Required work
Write back every record verbatim.

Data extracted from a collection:
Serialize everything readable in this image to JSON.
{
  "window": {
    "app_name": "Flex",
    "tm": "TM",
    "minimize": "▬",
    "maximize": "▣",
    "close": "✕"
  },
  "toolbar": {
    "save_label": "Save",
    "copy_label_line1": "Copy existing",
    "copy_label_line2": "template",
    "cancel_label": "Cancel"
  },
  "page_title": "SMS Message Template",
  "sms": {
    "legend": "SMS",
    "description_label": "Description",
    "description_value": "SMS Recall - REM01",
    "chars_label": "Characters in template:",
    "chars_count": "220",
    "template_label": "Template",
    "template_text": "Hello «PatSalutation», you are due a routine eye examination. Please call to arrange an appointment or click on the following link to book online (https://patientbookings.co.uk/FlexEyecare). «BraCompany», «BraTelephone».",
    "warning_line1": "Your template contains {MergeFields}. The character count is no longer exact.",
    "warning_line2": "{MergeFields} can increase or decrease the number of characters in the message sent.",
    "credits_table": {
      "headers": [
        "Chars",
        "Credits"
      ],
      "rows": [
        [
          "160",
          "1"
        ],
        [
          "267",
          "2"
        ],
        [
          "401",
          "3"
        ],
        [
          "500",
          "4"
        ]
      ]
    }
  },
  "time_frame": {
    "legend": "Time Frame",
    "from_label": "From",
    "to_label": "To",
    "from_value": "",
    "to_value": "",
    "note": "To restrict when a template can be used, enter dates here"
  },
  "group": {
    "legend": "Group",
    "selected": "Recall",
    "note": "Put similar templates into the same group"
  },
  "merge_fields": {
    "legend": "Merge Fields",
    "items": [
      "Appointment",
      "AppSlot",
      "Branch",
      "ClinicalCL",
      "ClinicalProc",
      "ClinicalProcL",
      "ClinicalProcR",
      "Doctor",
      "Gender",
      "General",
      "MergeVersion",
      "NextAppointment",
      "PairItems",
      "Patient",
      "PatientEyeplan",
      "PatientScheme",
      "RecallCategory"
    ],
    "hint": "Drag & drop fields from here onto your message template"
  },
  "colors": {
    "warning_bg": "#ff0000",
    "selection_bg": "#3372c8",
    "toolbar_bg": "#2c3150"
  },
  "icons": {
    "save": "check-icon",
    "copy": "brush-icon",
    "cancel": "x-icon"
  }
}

Response area
Serialize everything readable in this image to JSON.
{
  "window": {
    "app_name": "Flex",
    "tm": "TM",
    "minimize": "▬",
    "maximize": "▣",
    "close": "✕"
  },
  "toolbar": {
    "save_label": "Save",
    "copy_label_line1": "Copy existing",
    "copy_label_line2": "template",
    "cancel_label": "Cancel"
  },
  "page_title": "SMS Message Template",
  "sms": {
    "legend": "SMS",
    "description_label": "Description",
    "description_value": "SMS Recall - REM01",
    "chars_label": "Characters in template:",
    "chars_count": "220",
    "template_label": "Template",
    "template_text": "Hello «PatSalutation», you are due a routine eye examination. Please call to arrange an appointment or click on the following link to book online (https://patientbookings.co.uk/FlexEyecare). «BraCompany», «BraTelephone».",
    "warning_line1": "Your template contains {MergeFields}. The character count is no longer exact.",
    "warning_line2": "{MergeFields} can increase or decrease the number of characters in the message sent.",
    "credits_table": {
      "headers": [
        "Chars",
        "Credits"
      ],
      "rows": [
        [
          "160",
          "1"
        ],
        [
          "267",
          "2"
        ],
        [
          "401",
          "3"
        ],
        [
          "500",
          "4"
        ]
      ]
    }
  },
  "time_frame": {
    "legend": "Time Frame",
    "from_label": "From",
    "to_label": "To",
    "from_value": "",
    "to_value": "",
    "note": "To restrict when a template can be used, enter dates here"
  },
  "group": {
    "legend": "Group",
    "selected": "Recall",
    "note": "Put similar templates into the same group"
  },
  "merge_fields": {
    "legend": "Merge Fields",
    "items": [
      "Appointment",
      "AppSlot",
      "Branch",
      "ClinicalCL",
      "ClinicalProc",
      "ClinicalProcL",
      "ClinicalProcR",
      "Doctor",
      "Gender",
      "General",
      "MergeVersion",
      "NextAppointment",
      "PairItems",
      "Patient",
      "PatientEyeplan",
      "PatientScheme",
      "RecallCategory"
    ],
    "hint": "Drag & drop fields from here onto your message template"
  },
  "colors": {
    "warning_bg": "#ff0000",
    "selection_bg": "#3372c8",
    "toolbar_bg": "#2c3150"
  },
  "icons": {
    "save": "check-icon",
    "copy": "brush-icon",
    "cancel": "x-icon"
  }
}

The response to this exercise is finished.